      Scattering unbeholden
          Its aërial hue
      Among the flowers and grass which screen it from the view:

      Like a rose embowered
          In its own green leaves,
      By warm winds deflowered,
          Till the scent it gives
      Makes faint with too much sweet these heavy-wingéd thieves:

      Sound of vernal showers
           On the twinkling grass,
      Rain-awakened flowers -
           All that ever was
      Joyous and clear and fresh - thy music doth surpass.

      Teach us, sprite or bird,
        What sweet thoughts are thine:
      I have never heard
        Praise of love or wine
    That panted forth a flood of rapture so divine.

      Chorus hymeneal
        Or triumphal chaunt,
      Matched with thine, would be all
        But an empty vaunt--
    A thing wherein we feel there is some hidden want.

      What objects are the fountains
        Of thy happy strain?
      What fields, or waves, or mountains?
        What shapes of sky or plain?
    What love of thine own kind? what ignorance of pain?

      With thy clear keen joyance
         Languor cannot be:
      Shadow of annoyance
         Never came near thee:
    Thou lovest, but ne'er knew love's sad satiety.

      Waking or asleep,
         Thou of death must deem
      Things more true and deep
         Than we mortals dream,
    Or how could thy notes flow in such a crystal stream?

       We look before and after,
          And pine for what is not:
       Our sincerest laughter
          With some pain is fraught;
    Our sweetest songs are those that tell of saddest thought.

       Yet, if we could scorn
           Hate and pride and fear,
       If we were things born
           Not to shed a tear,
    I know not how thy joy we ever should come near.

       Better than all measures
            Of delightful sound,
       Better than all treasures
            That in books are found,
    Thy skill to poet were, thou scorner of the ground!

      Teach me half the gladness
        That thy brain must know,
      Such harmonious madness
        From my lips would flow,
    The world should listen then, as I am listening now!
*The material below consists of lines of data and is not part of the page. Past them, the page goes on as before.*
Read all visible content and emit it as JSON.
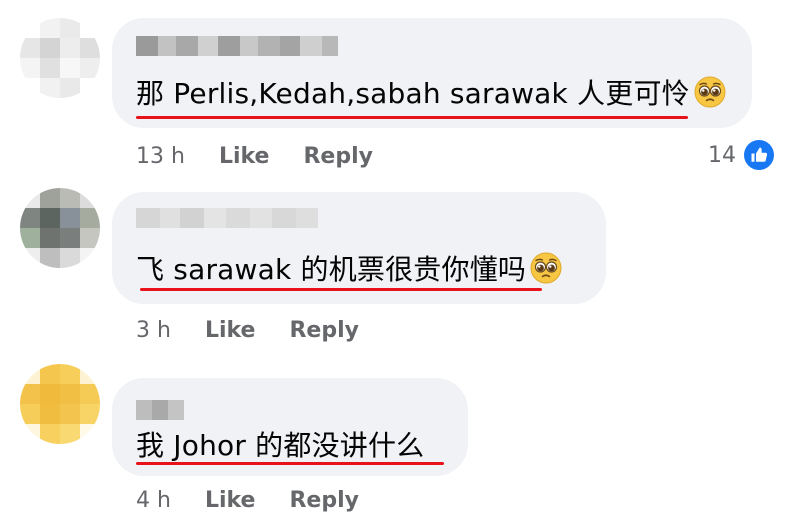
{
  "comments": [
    {
      "text": "那 Perlis,Kedah,sabah sarawak 人更可怜",
      "emoji": "pleading-face",
      "time": "13 h",
      "like_label": "Like",
      "reply_label": "Reply",
      "reaction_count": "14",
      "reaction_type": "like"
    },
    {
      "text": "飞 sarawak 的机票很贵你懂吗",
      "emoji": "pleading-face",
      "time": "3 h",
      "like_label": "Like",
      "reply_label": "Reply"
    },
    {
      "text": "我 Johor 的都没讲什么",
      "time": "4 h",
      "like_label": "Like",
      "reply_label": "Reply"
    }
  ],
  "colors": {
    "bubble": "#f0f2f5",
    "underline": "#e8121b",
    "meta_text": "#65676b",
    "like_blue": "#1877f2"
  }
}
This work was published before January 1, 1923, and is in the public domain worldwide because the author died at least 100 years ago.